I didn’t transcribe the highlights of the chat, but while I was searching for more footage of Woods’ in the booth, I came across Ron Mintz’s post (sounds like he agrees with me) and he was less lazy than me and included some of the dialogue.
Maltbie addressed the Time magazine interview saying,”I’m very interested in the interview you did. You seem not resigned to the seriousness of the injury but you have reacted different than previous injuries.”
“The difference is this is not like my other injuries. Before when I injured my ACL I knew the timetable for my rehab, what I had to do to get back. Was it hard? Yes, but I love to train, I love to bust my butt. This is different. The doctors are telling me right now there is nothing I can do. I can’t do anything to get better”, said Woods.
Mintz also included a lighter bit that was cut from the video above.
In a lighter moment Gannon asked if Roger Maltbie’s ever bothered him over the years following his rounds as an on course reporter.
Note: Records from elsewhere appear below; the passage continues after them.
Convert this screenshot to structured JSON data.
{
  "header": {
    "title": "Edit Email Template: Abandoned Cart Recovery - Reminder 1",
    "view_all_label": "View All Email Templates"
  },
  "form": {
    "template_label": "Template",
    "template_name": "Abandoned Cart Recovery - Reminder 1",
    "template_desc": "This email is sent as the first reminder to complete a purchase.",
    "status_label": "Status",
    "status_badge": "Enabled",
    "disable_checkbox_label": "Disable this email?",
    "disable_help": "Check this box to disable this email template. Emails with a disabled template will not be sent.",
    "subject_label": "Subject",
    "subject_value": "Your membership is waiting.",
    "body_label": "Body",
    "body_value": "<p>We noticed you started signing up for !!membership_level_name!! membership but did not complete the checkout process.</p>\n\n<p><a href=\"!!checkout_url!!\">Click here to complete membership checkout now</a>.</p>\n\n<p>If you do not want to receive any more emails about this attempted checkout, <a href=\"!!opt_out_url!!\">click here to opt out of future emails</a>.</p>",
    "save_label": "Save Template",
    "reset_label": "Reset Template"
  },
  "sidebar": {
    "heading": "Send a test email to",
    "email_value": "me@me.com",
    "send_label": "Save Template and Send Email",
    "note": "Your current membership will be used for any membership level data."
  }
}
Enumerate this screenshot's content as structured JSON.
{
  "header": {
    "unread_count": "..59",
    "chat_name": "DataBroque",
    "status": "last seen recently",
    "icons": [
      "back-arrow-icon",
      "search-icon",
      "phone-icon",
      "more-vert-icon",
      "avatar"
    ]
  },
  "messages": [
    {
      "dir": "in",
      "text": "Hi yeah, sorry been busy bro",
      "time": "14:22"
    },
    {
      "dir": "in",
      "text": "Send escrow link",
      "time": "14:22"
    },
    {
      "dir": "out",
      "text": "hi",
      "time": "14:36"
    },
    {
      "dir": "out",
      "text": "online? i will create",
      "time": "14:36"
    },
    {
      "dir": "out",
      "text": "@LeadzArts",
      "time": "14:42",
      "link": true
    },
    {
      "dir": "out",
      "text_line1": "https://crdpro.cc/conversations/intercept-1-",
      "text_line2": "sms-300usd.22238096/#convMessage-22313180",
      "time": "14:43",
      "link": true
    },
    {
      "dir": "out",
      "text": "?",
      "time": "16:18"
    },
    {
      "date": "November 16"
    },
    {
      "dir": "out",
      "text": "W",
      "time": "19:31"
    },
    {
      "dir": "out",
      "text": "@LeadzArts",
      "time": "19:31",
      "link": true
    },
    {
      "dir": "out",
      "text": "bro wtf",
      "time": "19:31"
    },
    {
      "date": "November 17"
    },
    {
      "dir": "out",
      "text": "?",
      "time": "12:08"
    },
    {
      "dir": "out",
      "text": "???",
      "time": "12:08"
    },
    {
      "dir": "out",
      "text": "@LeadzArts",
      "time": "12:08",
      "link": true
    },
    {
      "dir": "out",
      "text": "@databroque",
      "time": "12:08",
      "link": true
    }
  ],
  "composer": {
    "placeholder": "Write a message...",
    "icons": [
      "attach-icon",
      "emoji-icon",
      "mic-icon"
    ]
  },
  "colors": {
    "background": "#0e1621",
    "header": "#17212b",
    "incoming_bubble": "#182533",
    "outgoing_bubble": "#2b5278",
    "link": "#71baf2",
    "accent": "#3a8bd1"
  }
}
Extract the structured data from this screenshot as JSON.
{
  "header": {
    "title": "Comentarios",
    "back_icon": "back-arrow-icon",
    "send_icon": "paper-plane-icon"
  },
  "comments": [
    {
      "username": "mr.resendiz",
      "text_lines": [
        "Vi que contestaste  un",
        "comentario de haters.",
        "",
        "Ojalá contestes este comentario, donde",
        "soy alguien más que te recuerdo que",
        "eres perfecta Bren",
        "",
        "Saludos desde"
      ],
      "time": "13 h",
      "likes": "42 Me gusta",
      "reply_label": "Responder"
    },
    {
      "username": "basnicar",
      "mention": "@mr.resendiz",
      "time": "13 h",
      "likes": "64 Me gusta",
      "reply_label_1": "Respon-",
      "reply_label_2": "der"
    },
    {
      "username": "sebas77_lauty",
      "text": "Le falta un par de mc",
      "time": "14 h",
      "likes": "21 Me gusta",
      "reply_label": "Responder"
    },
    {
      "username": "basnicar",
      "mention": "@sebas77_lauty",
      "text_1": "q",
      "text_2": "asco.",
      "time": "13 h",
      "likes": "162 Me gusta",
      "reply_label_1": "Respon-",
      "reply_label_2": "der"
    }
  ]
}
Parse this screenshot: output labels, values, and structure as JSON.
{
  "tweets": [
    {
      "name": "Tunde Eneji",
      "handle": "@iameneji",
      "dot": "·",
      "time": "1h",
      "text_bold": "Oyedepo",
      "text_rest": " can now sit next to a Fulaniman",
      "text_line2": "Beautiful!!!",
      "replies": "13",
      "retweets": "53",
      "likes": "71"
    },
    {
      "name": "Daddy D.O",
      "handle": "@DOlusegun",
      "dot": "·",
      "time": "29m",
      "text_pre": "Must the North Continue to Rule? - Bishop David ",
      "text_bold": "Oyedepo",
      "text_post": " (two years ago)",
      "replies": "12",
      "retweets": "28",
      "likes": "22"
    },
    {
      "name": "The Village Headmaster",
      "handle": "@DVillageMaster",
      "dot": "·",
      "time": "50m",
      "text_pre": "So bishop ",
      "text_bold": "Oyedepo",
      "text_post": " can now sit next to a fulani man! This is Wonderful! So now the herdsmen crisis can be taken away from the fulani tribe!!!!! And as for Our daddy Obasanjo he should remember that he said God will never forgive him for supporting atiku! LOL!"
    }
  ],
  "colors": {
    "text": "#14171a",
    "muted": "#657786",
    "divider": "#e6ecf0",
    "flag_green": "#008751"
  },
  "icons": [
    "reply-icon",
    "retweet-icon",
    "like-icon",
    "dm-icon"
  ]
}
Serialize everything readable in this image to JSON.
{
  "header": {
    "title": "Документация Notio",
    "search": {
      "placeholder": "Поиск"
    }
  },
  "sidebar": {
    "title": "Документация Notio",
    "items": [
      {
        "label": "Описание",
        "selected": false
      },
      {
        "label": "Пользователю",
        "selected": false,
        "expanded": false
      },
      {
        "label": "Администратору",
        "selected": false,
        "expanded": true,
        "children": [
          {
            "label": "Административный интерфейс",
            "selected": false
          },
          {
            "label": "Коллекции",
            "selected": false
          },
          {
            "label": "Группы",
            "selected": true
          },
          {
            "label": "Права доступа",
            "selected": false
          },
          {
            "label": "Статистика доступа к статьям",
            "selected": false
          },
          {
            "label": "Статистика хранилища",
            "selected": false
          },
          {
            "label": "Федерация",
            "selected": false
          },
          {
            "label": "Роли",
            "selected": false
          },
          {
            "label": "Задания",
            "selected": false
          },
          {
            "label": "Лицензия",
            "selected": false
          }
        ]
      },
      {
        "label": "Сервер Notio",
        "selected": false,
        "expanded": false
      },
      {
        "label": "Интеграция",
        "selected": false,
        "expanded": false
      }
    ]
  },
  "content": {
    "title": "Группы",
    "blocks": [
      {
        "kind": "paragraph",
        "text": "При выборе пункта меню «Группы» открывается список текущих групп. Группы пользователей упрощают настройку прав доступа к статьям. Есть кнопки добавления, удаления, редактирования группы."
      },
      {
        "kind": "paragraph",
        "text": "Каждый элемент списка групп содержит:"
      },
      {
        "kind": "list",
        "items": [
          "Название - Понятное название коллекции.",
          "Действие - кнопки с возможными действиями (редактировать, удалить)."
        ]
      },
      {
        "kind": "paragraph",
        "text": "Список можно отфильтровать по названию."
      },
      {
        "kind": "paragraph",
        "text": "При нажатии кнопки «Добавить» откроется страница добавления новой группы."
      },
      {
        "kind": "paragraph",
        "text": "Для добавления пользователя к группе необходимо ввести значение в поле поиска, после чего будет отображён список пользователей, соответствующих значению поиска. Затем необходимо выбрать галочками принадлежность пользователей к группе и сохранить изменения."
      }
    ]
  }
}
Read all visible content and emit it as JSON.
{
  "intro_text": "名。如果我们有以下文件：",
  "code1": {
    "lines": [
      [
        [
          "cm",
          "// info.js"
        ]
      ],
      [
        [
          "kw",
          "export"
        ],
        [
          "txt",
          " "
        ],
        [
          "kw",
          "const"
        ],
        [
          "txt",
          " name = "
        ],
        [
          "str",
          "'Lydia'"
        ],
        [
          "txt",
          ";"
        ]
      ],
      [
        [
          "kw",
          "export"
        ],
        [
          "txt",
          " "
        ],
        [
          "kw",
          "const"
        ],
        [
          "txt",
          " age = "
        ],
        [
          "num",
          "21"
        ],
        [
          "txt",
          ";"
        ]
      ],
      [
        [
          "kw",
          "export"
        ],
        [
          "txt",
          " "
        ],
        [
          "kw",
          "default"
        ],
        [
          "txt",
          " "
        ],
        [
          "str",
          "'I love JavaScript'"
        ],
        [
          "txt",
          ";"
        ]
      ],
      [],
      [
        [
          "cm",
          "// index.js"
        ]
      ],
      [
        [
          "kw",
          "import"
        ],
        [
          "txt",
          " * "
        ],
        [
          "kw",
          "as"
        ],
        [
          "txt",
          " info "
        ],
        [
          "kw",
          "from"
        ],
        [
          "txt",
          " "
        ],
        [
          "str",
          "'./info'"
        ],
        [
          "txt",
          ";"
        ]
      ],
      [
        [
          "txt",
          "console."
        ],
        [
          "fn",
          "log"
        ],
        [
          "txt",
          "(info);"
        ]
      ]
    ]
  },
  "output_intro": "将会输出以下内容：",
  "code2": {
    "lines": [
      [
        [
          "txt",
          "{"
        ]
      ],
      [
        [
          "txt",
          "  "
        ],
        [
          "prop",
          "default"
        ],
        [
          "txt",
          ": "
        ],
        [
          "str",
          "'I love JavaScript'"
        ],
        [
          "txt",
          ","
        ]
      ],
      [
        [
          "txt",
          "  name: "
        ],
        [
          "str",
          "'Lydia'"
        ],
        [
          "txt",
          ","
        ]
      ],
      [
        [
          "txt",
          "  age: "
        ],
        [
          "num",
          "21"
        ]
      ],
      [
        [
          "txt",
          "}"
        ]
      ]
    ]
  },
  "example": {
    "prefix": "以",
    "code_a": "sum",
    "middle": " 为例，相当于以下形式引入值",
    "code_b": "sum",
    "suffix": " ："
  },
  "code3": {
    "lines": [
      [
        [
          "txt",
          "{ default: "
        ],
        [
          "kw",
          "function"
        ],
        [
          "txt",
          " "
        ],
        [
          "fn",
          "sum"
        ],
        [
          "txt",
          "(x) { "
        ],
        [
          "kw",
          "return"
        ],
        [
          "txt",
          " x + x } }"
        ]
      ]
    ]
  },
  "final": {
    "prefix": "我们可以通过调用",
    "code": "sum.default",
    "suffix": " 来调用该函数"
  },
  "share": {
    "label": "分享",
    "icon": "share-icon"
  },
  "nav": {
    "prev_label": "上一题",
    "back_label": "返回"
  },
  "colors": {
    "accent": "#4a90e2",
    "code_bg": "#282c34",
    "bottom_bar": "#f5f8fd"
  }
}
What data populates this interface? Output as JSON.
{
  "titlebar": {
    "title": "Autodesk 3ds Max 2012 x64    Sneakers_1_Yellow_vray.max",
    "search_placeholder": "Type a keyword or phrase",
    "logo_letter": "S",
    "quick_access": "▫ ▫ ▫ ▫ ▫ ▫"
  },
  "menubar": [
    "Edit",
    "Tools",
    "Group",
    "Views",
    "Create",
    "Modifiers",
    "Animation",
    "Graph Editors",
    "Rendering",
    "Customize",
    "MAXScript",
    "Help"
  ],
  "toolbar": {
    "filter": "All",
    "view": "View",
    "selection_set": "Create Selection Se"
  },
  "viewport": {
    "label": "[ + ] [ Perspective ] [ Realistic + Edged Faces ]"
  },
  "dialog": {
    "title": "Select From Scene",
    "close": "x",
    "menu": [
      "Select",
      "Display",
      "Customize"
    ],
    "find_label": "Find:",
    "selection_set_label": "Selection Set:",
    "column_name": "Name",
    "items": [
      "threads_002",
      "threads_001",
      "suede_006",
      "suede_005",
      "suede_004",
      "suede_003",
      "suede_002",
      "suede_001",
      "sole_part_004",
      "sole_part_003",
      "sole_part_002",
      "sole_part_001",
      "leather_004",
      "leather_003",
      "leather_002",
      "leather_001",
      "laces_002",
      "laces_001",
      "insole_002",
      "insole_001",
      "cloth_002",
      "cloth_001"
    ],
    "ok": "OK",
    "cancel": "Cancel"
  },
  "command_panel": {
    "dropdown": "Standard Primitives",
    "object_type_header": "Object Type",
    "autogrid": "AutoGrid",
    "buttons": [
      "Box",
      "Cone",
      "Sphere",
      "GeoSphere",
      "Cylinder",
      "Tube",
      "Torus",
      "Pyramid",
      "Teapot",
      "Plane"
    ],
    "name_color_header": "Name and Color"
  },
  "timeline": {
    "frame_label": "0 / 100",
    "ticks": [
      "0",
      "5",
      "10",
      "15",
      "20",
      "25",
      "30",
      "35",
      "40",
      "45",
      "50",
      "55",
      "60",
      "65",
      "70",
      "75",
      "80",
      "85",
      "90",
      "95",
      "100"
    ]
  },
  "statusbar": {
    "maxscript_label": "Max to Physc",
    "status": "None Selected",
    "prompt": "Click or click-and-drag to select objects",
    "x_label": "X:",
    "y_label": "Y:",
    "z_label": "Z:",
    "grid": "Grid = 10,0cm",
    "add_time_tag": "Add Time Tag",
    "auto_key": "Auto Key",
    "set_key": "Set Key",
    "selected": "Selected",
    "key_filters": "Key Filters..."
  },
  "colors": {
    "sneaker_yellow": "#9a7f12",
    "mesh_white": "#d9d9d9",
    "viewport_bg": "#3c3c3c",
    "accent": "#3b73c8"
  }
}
Woods smiled but without hesitation said yes! “When you go to my ball ahead of me and stand there and just stare down at it, for several seconds, then you just shake your head and walk away. I hate that! I don’t know of a player out here who doesn’t hate it.”
Maltbie laughingly responded,” what about all the times I looked down at your ball, turned to you and gave you a thumbs up?
“I hated that too. I’m sorry I just hate it.” Woods said with a big laugh.
I couldn’t find any more footage online of Woods in the booth, particularly when he actually commentates on the players and shots, which was better than the stuff about himself, to some extent. Like I said, I didn’t get to watch all of it, but it seemed like he was in there for quite some time and from what I recall, he had incredibly insightful analysis of how to approach certain shots and discussed individual players’ strengths and techniques. He described beautifully the difficulty of a shot in the waste area that Paul Casey was facing. He talked about Bubba Watson’s chipping technique. He analyzed the awkward stance that Jordan Spieth had for a chip near the green.
So, once again, I know Tiger Woods as the lead (insert network) analyst is somewhat of a far-fetched wet dream, but when you think about it, it’s definitely not completely out of the question, especially for a guy who is probably the biggest golf geek on tour. And let’s be real, he’ll eventually miss being part of the action. Well, let’s cross our fingers. After all, it would be a new role for Woods in the game and one where he could have almost as much impact in golf’s popularity (at least with regard to the professional level) as he did when he was in his prime.